##### Provided records #####

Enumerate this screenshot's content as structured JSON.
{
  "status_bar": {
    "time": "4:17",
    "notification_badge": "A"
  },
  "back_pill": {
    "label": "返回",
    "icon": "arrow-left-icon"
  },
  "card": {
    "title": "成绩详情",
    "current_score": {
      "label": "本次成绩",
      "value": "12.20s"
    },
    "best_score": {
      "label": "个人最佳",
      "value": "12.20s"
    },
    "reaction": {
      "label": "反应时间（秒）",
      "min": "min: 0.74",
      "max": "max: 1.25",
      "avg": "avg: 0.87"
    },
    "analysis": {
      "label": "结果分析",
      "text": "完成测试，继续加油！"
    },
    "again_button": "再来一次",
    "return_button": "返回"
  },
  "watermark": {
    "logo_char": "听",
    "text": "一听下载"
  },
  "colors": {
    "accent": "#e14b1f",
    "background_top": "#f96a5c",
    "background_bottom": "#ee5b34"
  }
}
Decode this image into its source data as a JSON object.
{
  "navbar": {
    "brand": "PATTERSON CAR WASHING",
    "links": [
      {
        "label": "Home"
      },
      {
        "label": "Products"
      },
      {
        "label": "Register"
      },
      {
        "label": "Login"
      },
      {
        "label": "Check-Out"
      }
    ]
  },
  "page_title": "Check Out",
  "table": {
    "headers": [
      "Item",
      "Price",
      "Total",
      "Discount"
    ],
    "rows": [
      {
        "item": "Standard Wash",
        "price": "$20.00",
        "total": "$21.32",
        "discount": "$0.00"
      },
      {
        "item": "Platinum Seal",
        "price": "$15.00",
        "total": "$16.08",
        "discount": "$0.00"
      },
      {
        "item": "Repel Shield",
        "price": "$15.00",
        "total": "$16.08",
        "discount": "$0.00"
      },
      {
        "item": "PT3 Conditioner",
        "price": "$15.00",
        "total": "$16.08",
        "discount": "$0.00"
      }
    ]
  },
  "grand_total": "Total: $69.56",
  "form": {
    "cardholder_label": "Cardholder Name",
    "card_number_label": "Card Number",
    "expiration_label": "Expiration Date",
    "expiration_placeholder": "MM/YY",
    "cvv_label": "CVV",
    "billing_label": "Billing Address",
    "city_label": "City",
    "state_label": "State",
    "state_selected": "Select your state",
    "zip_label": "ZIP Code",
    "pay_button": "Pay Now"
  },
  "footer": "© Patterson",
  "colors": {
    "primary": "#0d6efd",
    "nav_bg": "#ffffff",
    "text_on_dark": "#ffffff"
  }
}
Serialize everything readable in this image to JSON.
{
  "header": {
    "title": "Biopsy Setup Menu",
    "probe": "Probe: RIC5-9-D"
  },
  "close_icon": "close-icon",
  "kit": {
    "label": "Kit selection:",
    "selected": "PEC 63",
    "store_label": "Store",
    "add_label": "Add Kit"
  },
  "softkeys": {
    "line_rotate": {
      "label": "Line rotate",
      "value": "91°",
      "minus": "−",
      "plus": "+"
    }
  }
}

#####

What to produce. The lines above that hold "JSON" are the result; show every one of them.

Result for this task.
Enumerate this screenshot's content as structured JSON.
Decode this image into its source data as a JSON object.
Serialize everything readable in this image to JSON.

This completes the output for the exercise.